What you are asked to do: Return every line of the data below that includes the string "distance".

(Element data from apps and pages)
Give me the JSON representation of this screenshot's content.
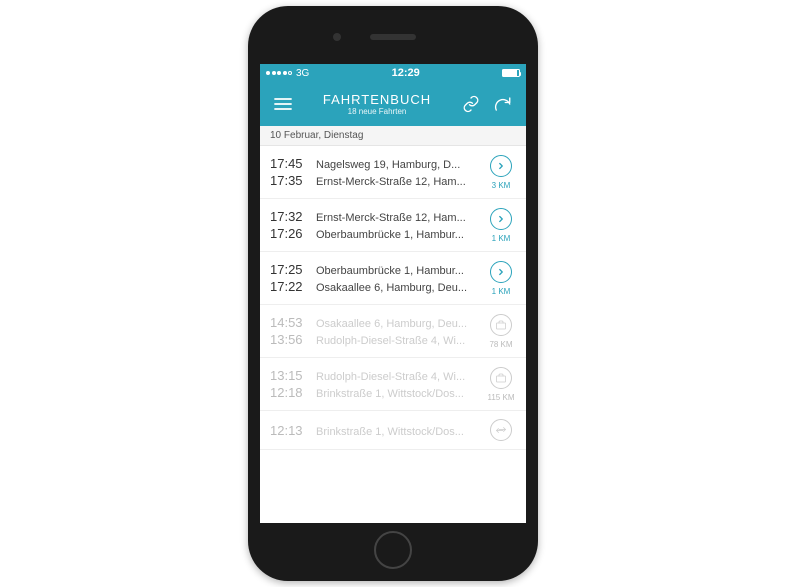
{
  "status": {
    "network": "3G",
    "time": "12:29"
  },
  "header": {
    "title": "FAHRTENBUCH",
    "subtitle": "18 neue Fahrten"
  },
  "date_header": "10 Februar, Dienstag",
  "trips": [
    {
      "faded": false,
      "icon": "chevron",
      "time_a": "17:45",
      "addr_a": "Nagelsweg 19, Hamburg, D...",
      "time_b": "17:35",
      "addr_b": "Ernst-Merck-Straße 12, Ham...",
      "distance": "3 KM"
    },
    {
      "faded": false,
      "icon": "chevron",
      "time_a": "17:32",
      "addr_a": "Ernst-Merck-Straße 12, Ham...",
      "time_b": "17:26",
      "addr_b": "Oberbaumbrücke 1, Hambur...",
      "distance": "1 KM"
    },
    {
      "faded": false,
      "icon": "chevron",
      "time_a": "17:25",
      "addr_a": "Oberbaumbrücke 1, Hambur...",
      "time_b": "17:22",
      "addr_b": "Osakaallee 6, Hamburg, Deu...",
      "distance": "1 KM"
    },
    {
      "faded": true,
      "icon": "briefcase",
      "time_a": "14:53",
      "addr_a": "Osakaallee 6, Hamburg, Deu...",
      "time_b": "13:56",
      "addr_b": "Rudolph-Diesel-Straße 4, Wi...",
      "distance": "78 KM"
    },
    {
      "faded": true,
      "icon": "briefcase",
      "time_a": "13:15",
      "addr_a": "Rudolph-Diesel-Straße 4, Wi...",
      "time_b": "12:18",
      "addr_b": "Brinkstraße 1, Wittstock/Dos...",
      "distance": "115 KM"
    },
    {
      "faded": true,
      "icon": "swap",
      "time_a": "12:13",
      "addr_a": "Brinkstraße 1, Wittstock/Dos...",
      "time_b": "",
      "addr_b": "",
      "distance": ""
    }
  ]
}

Problem solution:
      "distance": "3 KM"
      "distance": "1 KM"
      "distance": "1 KM"
      "distance": "78 KM"
      "distance": "115 KM"
      "distance": ""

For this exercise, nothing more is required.